- Hohner’s legally protected—”gesetzlich geschützten”—(abbreviated Ges.- Gesch. on the socket of the horn), double socket with a front mounted thumb screw for tightening the neck, was introduced in the early 1950s. Prior to this, the neck fastening screw of the Hohner Presidents looked liked it did on any other saxophones, as evidenced in this alto, serial number 24XX.
- The front mounted neck fastening screw resembled that of both Dörfler & Jörka (D&J)—a German company that used J. Keilwerth body tubes to make stencil horns—and Hammerschmidt, another German company. Both D&J and Hammerschmidt were producing saxophones during the same time period that Hohner was.
- My 104XX version of the President model is circa 1961, and has a high D/D# trill key, which was not uncommon on European horns at the time. However, it appears the high D/D# triller was standard on Hohner saxophones. At least it was for as far back as I’ve found photos for, which is this alto, serial number 24XX. Hohner did drop this feature later in its production run. I’m not sure when exactly, but both horns in the 15XXX range that I’ve seen to date, do not have the key. Coincidentally, both the alto and the tenor have a high F# key.
Features Changed Or Dropped Towards The End Of The Production Run
- As noted above, the high D/D# trill key was dropped at some point later in the President’s production run. Here are photos of alto 15063—circa 1968—and tenor 15XXX, which show the horns’ lack of this trill key.
- Also another obvious change was the style of the bell to body support brace as visible in the photos above. The older versions of the President had a straight brace that had the shape of the horn’s posts, whereas these late-model Presidents had a brace made of an arched piece of brass.

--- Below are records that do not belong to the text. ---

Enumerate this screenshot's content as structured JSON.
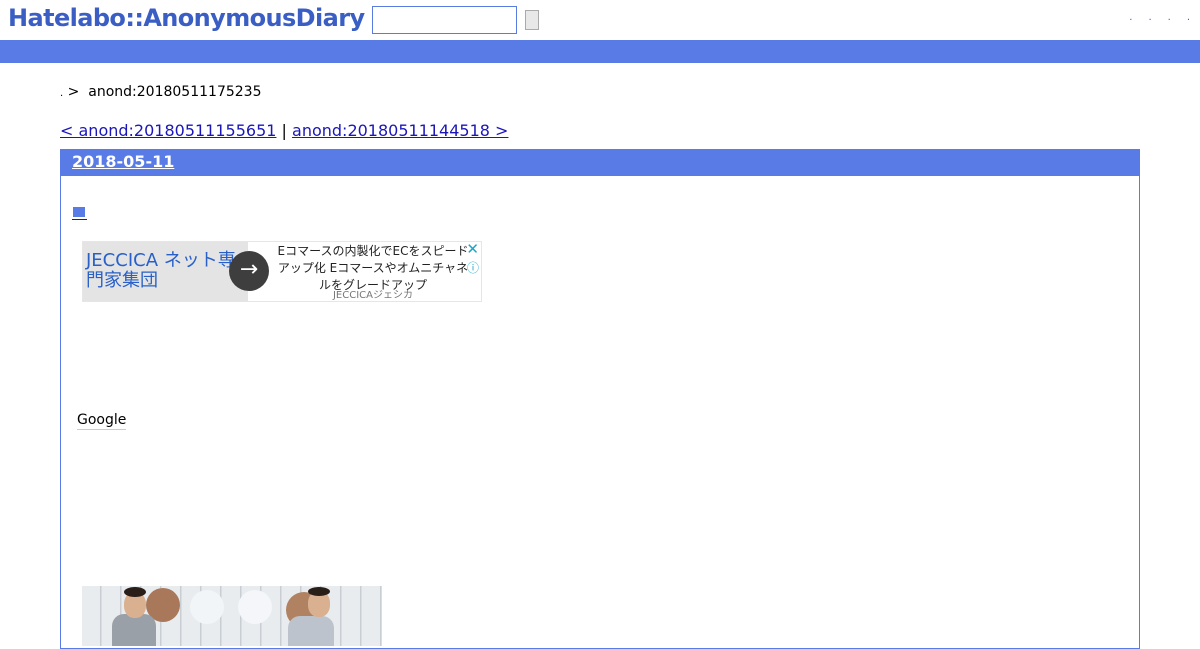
{
  "header": {
    "logo": "Hatelabo::AnonymousDiary",
    "search_value": "",
    "links": [
      ".",
      ".",
      ".",
      "."
    ]
  },
  "breadcrumb": {
    "home": ".",
    "separator": ">",
    "current": "anond:20180511175235"
  },
  "pager": {
    "prev": "< anond:20180511155651",
    "separator": "|",
    "next": "anond:20180511144518 >"
  },
  "day": {
    "date": "2018-05-11"
  },
  "ad": {
    "headline": "JECCICA ネット専門家集団",
    "arrow": "→",
    "body": "Eコマースの内製化でECをスピードアップ化 Eコマースやオムニチャネルをグレードアップ",
    "source": "JECCICAジェシカ",
    "close": "✕",
    "info": "ⓘ"
  },
  "google_label": "Google",
  "colors": {
    "brand": "#3a5ec4",
    "bar": "#587be5",
    "link": "#1a16b8",
    "ad_accent": "#1ea6c8"
  }
}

The Demise Of The President
In the early 1970s Hohner ended its saxophone production. Although it is not known why, Uwe speculated that its reasons were the same as Hammerschmidt’s: the overwhelming cheap competition from Japan was too great, and the demand for the more expensive German saxophones declined.
Once they ceased production of saxophones, Hohner destroyed all its documents related to the Hohner President saxophones. This unfortunately means that the Hohner company can provide no information about its own history in the saxophone business.
While SaxPics was still owned by Pete Hales, a man by the name of Jim Warner provided him with some information about Hohner saxophones. Jim had been conducting research into the President horns, and during his research had been in contact with a person at Hohner. The information Jim provided to Pete was the sum total of all he had been able to amass about the Hohner President.
According to Bridgitte Conrad of Hohner Musikinstrumente, the company had very little information about their saxophone production left. Ms. Conrad provided Jim Warner with a document in German, but he was not able to translate it adequately to be able to understand it, or to even be able to ID the source. Although I have not seen the document that Jim was sent, based on the information and photos I have seen on SaxPics, the document was Uwe’s research paper.
Serial Number Chart
Through his efforts, Jim was able to establish a table of serial numbers which combined a number of different sources. If you are looking to date your Hohner President saxophone, that’s the place to go.
¹ I have written only that which I have direct knowledge of, or that has been cited either through Uwe’s research, or on trusted, informational websites. I have chosen not to include information from saxophone forums. Much of the information on both German and English sax forums such as Saxwelt and Sax On The Web, is really nothing more than quotes and requotes from informational websites.
I want to thank Uwe Ladwig for generously sharing his research with me. It was originally published in der deutschen Fachzeitschrift—German music journal—SONIC sax & brass. I hope that I have managed to capture the meaning and the intent of it well.
Vielen dank Uwe! Vielleicht findest Du meine Fotos interessant.
The two on-line sources that I found that contain the most information about Max Keilwerth and Hohner saxophones are:
This page on German saxophone manufacturers on Klaus Schneider’s Website.
And this page on Julius Keilwerth saxophones on the old SaxPics site.